* _ASSIGNMENT_: Could you copy the records below exactly, leaving out any pictures they include?

--- LISTED RECORDS Enclosed Below ---

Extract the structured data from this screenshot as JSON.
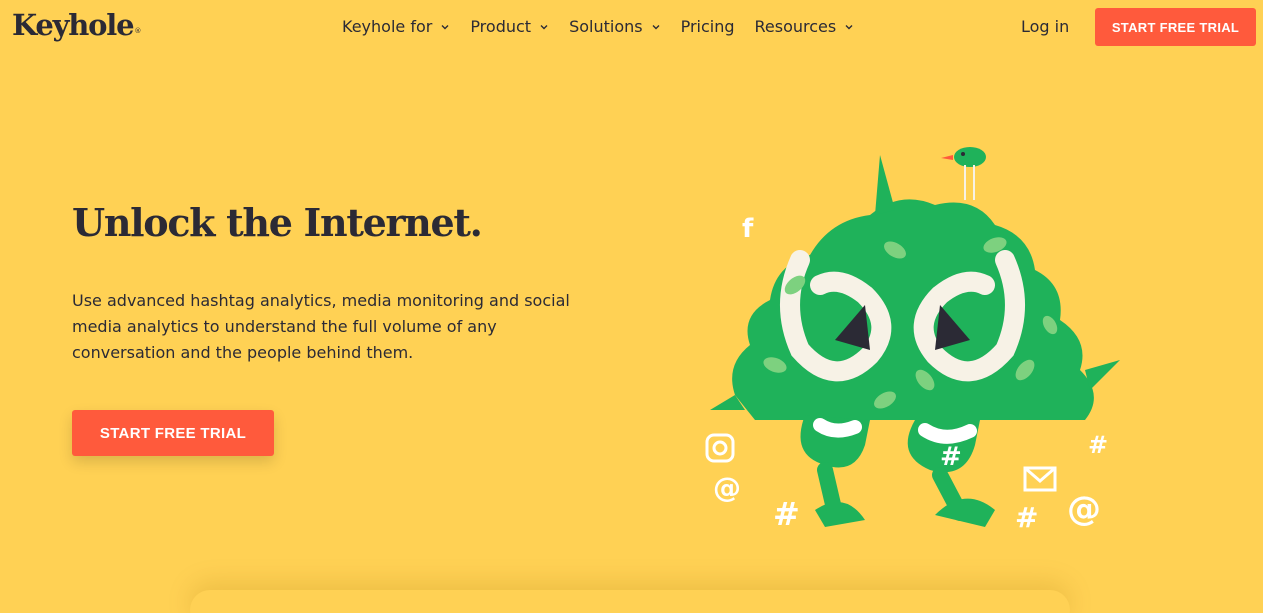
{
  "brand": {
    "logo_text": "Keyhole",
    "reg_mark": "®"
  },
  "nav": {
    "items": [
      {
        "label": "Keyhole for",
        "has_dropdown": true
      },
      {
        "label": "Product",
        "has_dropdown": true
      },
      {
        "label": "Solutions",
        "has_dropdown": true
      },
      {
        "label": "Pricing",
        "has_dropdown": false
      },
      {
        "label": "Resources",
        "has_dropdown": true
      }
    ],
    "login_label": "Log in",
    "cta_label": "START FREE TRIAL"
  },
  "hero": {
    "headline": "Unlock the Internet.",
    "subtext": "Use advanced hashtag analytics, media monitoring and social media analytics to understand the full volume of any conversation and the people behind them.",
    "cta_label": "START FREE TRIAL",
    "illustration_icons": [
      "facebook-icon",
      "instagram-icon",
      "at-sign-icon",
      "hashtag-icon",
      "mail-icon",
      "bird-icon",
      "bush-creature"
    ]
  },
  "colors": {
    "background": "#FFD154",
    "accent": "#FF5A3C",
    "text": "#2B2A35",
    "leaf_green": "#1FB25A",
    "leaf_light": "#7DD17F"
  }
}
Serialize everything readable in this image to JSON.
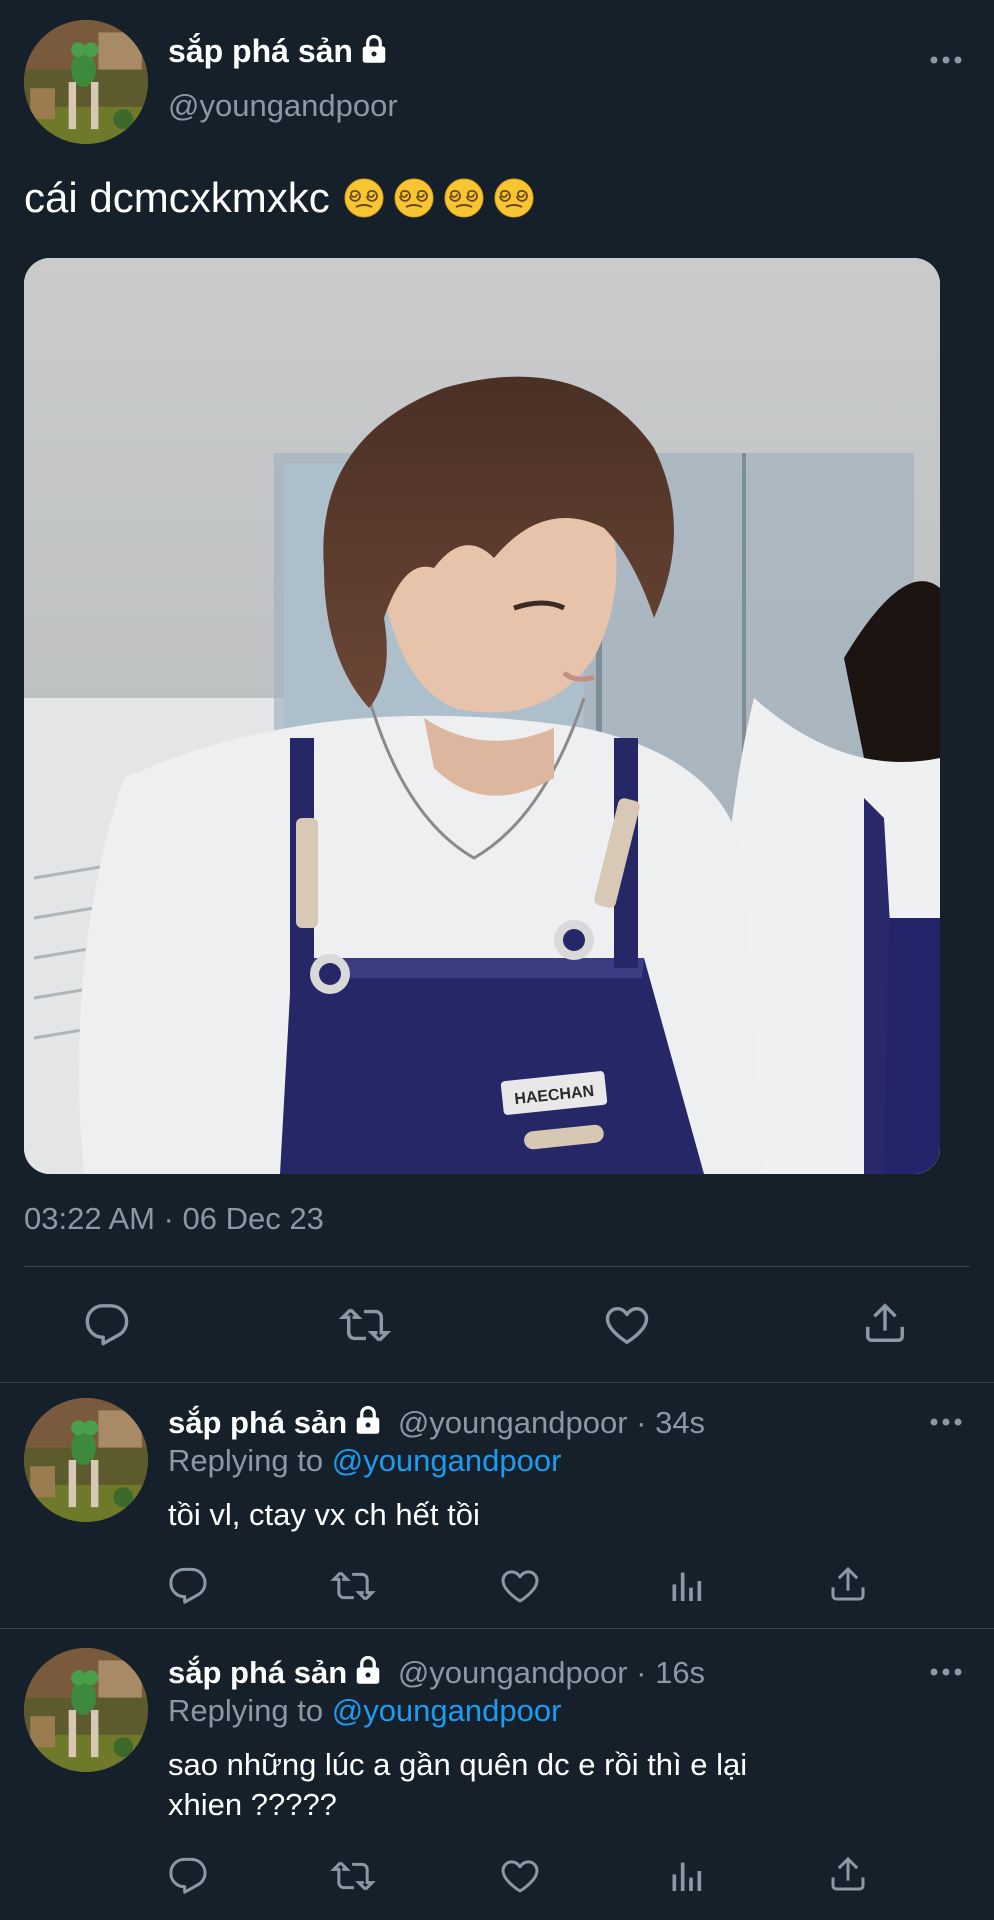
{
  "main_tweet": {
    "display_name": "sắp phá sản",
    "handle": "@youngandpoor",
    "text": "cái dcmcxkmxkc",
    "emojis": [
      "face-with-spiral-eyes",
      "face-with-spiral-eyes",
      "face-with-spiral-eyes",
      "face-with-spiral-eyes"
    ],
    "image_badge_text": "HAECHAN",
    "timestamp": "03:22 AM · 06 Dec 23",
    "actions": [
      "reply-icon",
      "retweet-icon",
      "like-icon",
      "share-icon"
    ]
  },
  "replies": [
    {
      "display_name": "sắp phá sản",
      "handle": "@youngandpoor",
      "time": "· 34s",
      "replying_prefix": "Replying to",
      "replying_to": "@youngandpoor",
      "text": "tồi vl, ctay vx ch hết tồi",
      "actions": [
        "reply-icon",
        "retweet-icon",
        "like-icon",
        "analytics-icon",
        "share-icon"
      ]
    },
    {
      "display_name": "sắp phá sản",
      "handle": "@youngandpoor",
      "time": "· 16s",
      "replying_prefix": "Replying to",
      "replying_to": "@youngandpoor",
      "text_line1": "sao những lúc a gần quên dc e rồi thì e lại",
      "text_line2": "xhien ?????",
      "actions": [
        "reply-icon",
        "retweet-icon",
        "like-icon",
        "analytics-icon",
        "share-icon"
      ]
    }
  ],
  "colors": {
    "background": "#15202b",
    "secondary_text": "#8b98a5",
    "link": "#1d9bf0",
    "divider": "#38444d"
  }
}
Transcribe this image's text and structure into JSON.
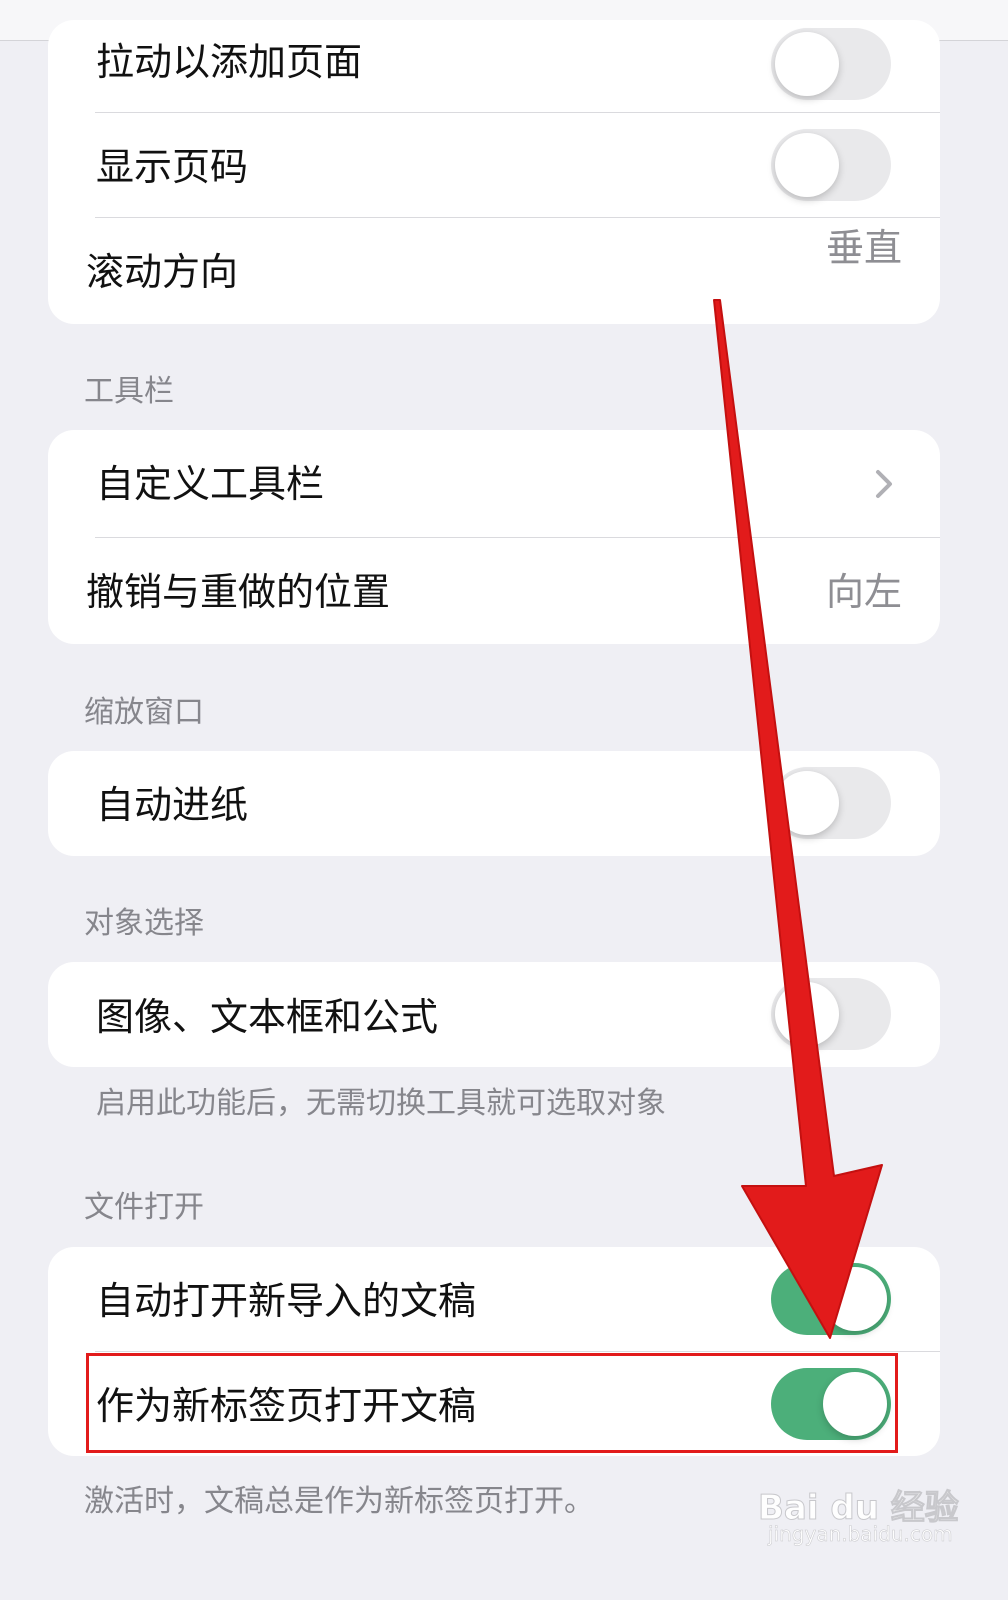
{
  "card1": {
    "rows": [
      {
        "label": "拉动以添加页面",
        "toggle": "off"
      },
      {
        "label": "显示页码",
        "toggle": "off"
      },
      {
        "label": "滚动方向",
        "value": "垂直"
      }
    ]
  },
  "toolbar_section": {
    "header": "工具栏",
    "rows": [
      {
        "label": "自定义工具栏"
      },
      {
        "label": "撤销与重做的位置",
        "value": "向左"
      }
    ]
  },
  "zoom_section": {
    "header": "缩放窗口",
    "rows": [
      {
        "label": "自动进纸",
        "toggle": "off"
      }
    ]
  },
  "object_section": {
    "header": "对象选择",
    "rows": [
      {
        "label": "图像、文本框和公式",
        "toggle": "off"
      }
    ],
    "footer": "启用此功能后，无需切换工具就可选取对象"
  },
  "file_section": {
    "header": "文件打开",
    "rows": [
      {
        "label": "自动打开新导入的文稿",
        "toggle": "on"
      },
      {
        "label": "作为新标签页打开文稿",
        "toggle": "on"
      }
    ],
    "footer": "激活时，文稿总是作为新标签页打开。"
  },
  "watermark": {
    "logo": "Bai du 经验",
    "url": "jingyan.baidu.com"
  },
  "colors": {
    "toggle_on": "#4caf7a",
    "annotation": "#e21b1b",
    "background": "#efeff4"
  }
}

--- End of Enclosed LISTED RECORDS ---

* _FINISHED TASK_:
Extract the structured data from this screenshot as JSON.
{
  "brand": {
    "logo_text": "Keyhole",
    "reg_mark": "®"
  },
  "nav": {
    "items": [
      {
        "label": "Keyhole for",
        "has_dropdown": true
      },
      {
        "label": "Product",
        "has_dropdown": true
      },
      {
        "label": "Solutions",
        "has_dropdown": true
      },
      {
        "label": "Pricing",
        "has_dropdown": false
      },
      {
        "label": "Resources",
        "has_dropdown": true
      }
    ],
    "login_label": "Log in",
    "cta_label": "START FREE TRIAL"
  },
  "hero": {
    "headline": "Unlock the Internet.",
    "subtext": "Use advanced hashtag analytics, media monitoring and social media analytics to understand the full volume of any conversation and the people behind them.",
    "cta_label": "START FREE TRIAL",
    "illustration_icons": [
      "facebook-icon",
      "instagram-icon",
      "at-sign-icon",
      "hashtag-icon",
      "mail-icon",
      "bird-icon",
      "bush-creature"
    ]
  },
  "colors": {
    "background": "#FFD154",
    "accent": "#FF5A3C",
    "text": "#2B2A35",
    "leaf_green": "#1FB25A",
    "leaf_light": "#7DD17F"
  }
}
Serialize everything readable in this image to JSON.
{
  "main_tweet": {
    "display_name": "sắp phá sản",
    "handle": "@youngandpoor",
    "text": "cái dcmcxkmxkc",
    "emojis": [
      "face-with-spiral-eyes",
      "face-with-spiral-eyes",
      "face-with-spiral-eyes",
      "face-with-spiral-eyes"
    ],
    "image_badge_text": "HAECHAN",
    "timestamp": "03:22 AM · 06 Dec 23",
    "actions": [
      "reply-icon",
      "retweet-icon",
      "like-icon",
      "share-icon"
    ]
  },
  "replies": [
    {
      "display_name": "sắp phá sản",
      "handle": "@youngandpoor",
      "time": "· 34s",
      "replying_prefix": "Replying to",
      "replying_to": "@youngandpoor",
      "text": "tồi vl, ctay vx ch hết tồi",
      "actions": [
        "reply-icon",
        "retweet-icon",
        "like-icon",
        "analytics-icon",
        "share-icon"
      ]
    },
    {
      "display_name": "sắp phá sản",
      "handle": "@youngandpoor",
      "time": "· 16s",
      "replying_prefix": "Replying to",
      "replying_to": "@youngandpoor",
      "text_line1": "sao những lúc a gần quên dc e rồi thì e lại",
      "text_line2": "xhien ?????",
      "actions": [
        "reply-icon",
        "retweet-icon",
        "like-icon",
        "analytics-icon",
        "share-icon"
      ]
    }
  ],
  "colors": {
    "background": "#15202b",
    "secondary_text": "#8b98a5",
    "link": "#1d9bf0",
    "divider": "#38444d"
  }
}
Transcribe this image's text and structure into JSON.
{
  "card1": {
    "rows": [
      {
        "label": "拉动以添加页面",
        "toggle": "off"
      },
      {
        "label": "显示页码",
        "toggle": "off"
      },
      {
        "label": "滚动方向",
        "value": "垂直"
      }
    ]
  },
  "toolbar_section": {
    "header": "工具栏",
    "rows": [
      {
        "label": "自定义工具栏"
      },
      {
        "label": "撤销与重做的位置",
        "value": "向左"
      }
    ]
  },
  "zoom_section": {
    "header": "缩放窗口",
    "rows": [
      {
        "label": "自动进纸",
        "toggle": "off"
      }
    ]
  },
  "object_section": {
    "header": "对象选择",
    "rows": [
      {
        "label": "图像、文本框和公式",
        "toggle": "off"
      }
    ],
    "footer": "启用此功能后，无需切换工具就可选取对象"
  },
  "file_section": {
    "header": "文件打开",
    "rows": [
      {
        "label": "自动打开新导入的文稿",
        "toggle": "on"
      },
      {
        "label": "作为新标签页打开文稿",
        "toggle": "on"
      }
    ],
    "footer": "激活时，文稿总是作为新标签页打开。"
  },
  "watermark": {
    "logo": "Bai du 经验",
    "url": "jingyan.baidu.com"
  },
  "colors": {
    "toggle_on": "#4caf7a",
    "annotation": "#e21b1b",
    "background": "#efeff4"
  }
}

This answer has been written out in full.